The four boys we meet in Brooklyn in a photo booth fighting over a girl are suddenly transformed 58 years later to the stars we know and love. When Douglas' Billy proposes to his young girlfriend at a funeral, he calls up his old buddies for (possibly) one last hurrah of a stag weekend as he prepares for his Vegas wedding. Freeman's Archie is on a range of medication and forced to stay indoors by his caring son, Kline's Sam is given a hall pass, Viagra and condom by his despairing but loving wife and De Niro's grouchy old git Paddy is still bitter about Billy not showing up to the funeral of his wife (and the object of both their affections since they were boys).
Once they get to Vegas, the bare bones characters have been set up and director Jon Turteltaub's camera is free to leer at the young women dressed provocatively everywhere around the strip. As old rivalries boil to the surface, seething resentment simmers and a new lady emerges to steal the hearts of both Douglas and De Niro's characters, Last Vegas looks set to be tacky, predictable but fuelled by dazzling star power.
Actually while Last Vegas is predictable, it is still full of heart and both the stars and their characters will win you over by the end. Some of the comedy is so obvious that it should be plastered on neon signs but seeing Freeman drunk on Vodka Red Bulls is priceless and De Niro and Douglas bring some serious emotions to bear on what could have been an overly mawkish and sentimental script. Freeman and Kline steal most of the laughs while Douglas and De Niro bring the heart and soul. The female characters have nothing to do except be bland love interests but the old boys milk their age for every gag and dash of gravitas they can.

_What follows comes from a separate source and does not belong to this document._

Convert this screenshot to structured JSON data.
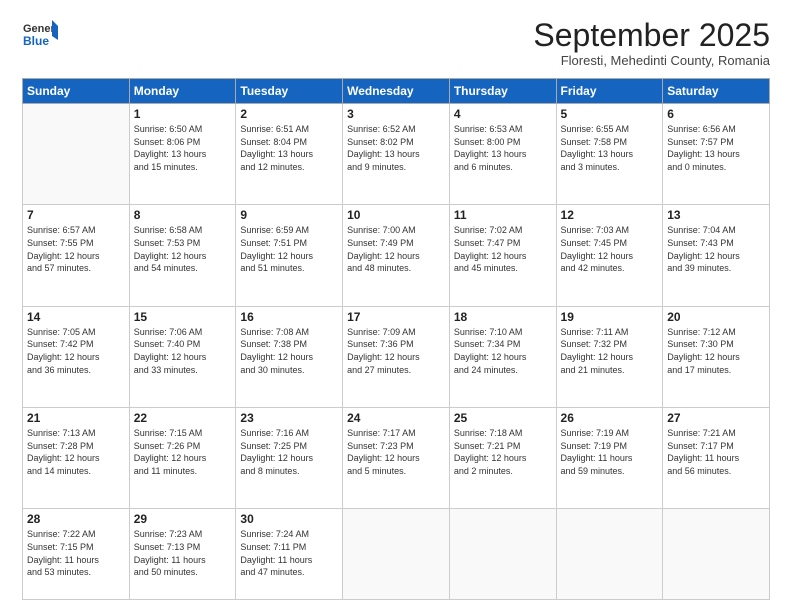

Last Vegas may not be brilliant or worthy of such a stellar cast but it's still way better than The Hangover.
What did you think of Last Vegas?
More reviews from I Love That Film: